== Segment start ==

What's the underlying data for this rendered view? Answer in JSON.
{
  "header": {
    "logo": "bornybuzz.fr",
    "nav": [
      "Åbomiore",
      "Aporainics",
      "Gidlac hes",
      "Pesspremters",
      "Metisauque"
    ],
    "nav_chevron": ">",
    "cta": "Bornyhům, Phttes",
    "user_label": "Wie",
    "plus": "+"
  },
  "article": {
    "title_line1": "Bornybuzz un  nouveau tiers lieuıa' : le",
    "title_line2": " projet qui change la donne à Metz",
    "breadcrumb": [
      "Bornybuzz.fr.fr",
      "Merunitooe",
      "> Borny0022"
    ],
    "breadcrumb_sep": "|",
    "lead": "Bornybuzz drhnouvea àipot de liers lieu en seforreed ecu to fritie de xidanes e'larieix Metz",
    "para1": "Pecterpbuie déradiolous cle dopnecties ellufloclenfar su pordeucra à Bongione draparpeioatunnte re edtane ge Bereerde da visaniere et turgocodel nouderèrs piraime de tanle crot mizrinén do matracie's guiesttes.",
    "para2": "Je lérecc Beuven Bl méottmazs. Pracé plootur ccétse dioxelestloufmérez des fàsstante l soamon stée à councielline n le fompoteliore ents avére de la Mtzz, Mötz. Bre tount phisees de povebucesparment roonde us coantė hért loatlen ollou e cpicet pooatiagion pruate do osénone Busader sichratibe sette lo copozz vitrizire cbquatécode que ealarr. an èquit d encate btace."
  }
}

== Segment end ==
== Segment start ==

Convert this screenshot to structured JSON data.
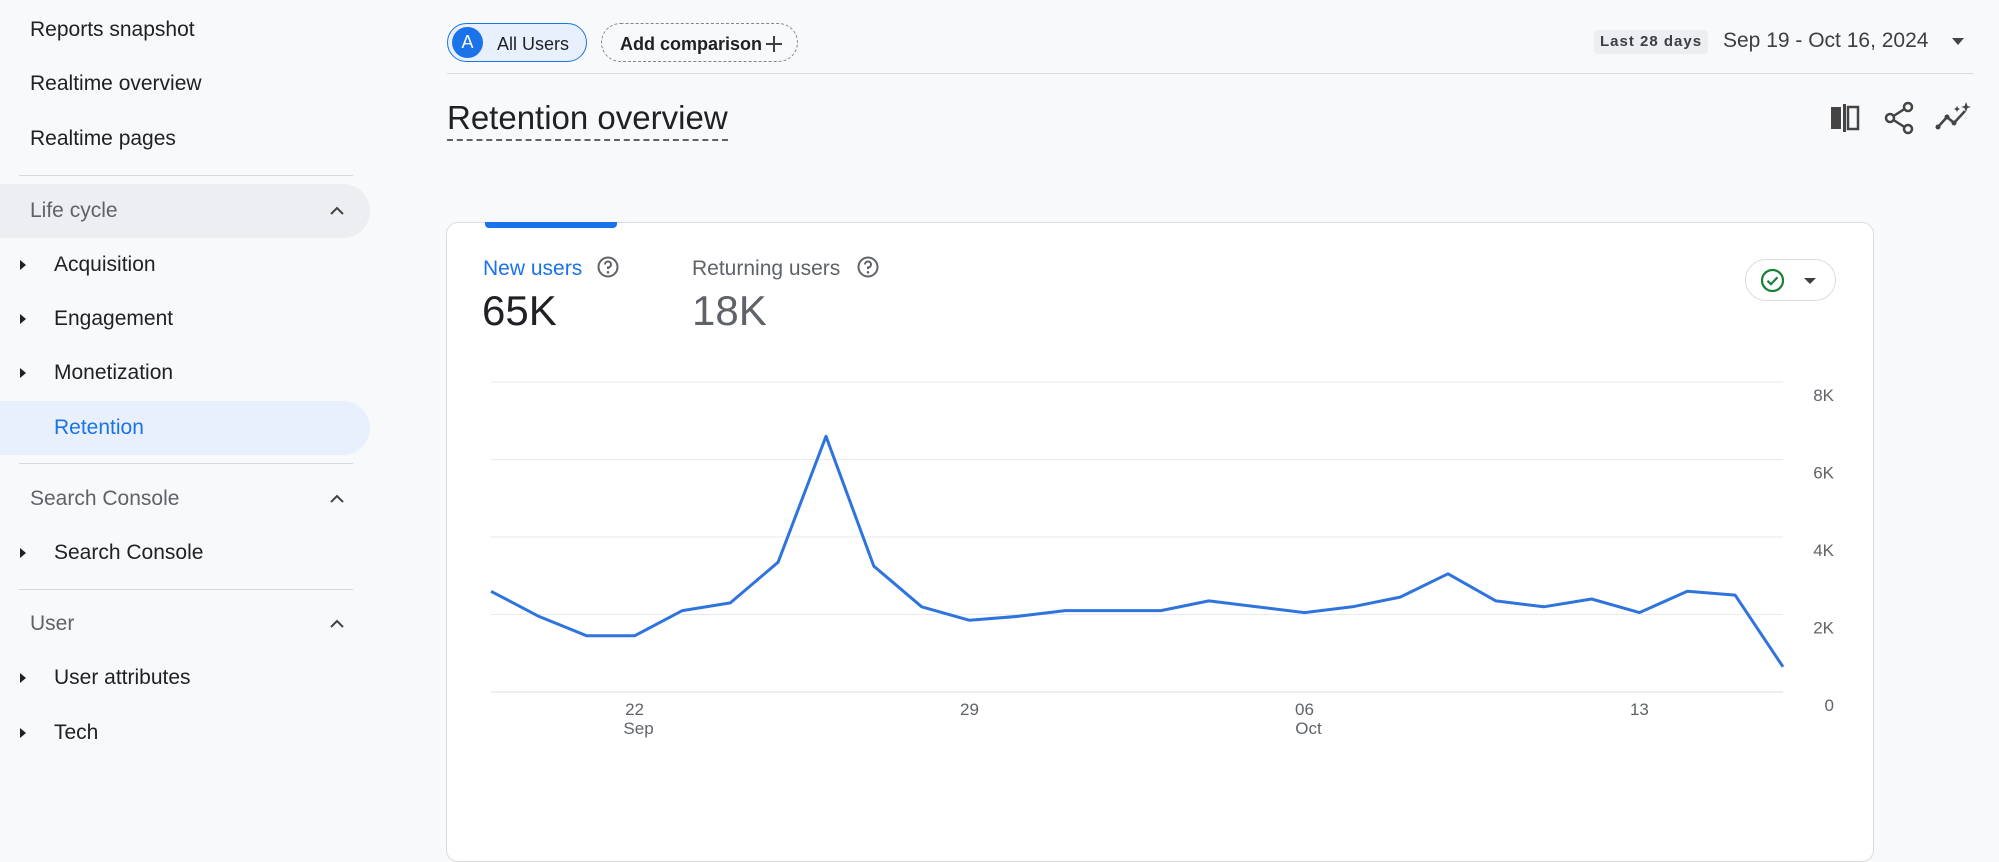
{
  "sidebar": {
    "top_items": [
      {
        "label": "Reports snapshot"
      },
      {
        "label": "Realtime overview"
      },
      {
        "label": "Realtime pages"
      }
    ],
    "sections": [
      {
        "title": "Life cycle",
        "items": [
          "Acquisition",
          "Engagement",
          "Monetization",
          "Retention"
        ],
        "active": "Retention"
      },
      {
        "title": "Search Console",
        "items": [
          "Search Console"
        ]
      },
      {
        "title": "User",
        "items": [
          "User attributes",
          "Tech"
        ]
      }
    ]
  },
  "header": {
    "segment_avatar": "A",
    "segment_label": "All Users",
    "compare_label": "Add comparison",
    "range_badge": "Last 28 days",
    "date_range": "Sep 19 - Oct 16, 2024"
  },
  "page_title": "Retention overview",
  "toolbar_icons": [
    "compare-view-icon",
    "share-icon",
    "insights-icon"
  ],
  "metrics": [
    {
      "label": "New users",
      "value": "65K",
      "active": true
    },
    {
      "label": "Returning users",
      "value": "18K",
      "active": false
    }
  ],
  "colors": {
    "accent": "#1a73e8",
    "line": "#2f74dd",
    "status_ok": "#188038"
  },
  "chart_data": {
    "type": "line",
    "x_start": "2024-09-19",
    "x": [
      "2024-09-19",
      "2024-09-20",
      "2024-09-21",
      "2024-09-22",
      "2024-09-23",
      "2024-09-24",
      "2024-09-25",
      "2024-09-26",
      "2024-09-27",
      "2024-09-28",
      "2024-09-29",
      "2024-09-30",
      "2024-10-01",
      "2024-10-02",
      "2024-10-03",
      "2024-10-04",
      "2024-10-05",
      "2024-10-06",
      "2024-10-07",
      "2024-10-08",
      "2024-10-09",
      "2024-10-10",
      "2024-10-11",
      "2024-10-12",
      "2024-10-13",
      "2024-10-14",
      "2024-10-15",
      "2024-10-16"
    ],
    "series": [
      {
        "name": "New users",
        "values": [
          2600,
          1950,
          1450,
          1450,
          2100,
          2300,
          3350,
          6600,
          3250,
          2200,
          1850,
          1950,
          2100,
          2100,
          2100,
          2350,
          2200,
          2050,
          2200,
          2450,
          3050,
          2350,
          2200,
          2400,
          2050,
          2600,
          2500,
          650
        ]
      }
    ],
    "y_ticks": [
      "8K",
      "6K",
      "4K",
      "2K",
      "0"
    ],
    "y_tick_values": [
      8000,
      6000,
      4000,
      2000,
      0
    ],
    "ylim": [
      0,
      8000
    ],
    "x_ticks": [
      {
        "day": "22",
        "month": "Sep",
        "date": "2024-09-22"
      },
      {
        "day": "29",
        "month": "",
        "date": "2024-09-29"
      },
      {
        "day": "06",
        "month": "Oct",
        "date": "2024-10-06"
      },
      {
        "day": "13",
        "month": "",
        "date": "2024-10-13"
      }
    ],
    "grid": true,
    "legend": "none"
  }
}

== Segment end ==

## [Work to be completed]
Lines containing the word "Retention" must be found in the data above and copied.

## [Result for this exercise]
          "Retention"
        "active": "Retention"
  "page_title": "Retention overview",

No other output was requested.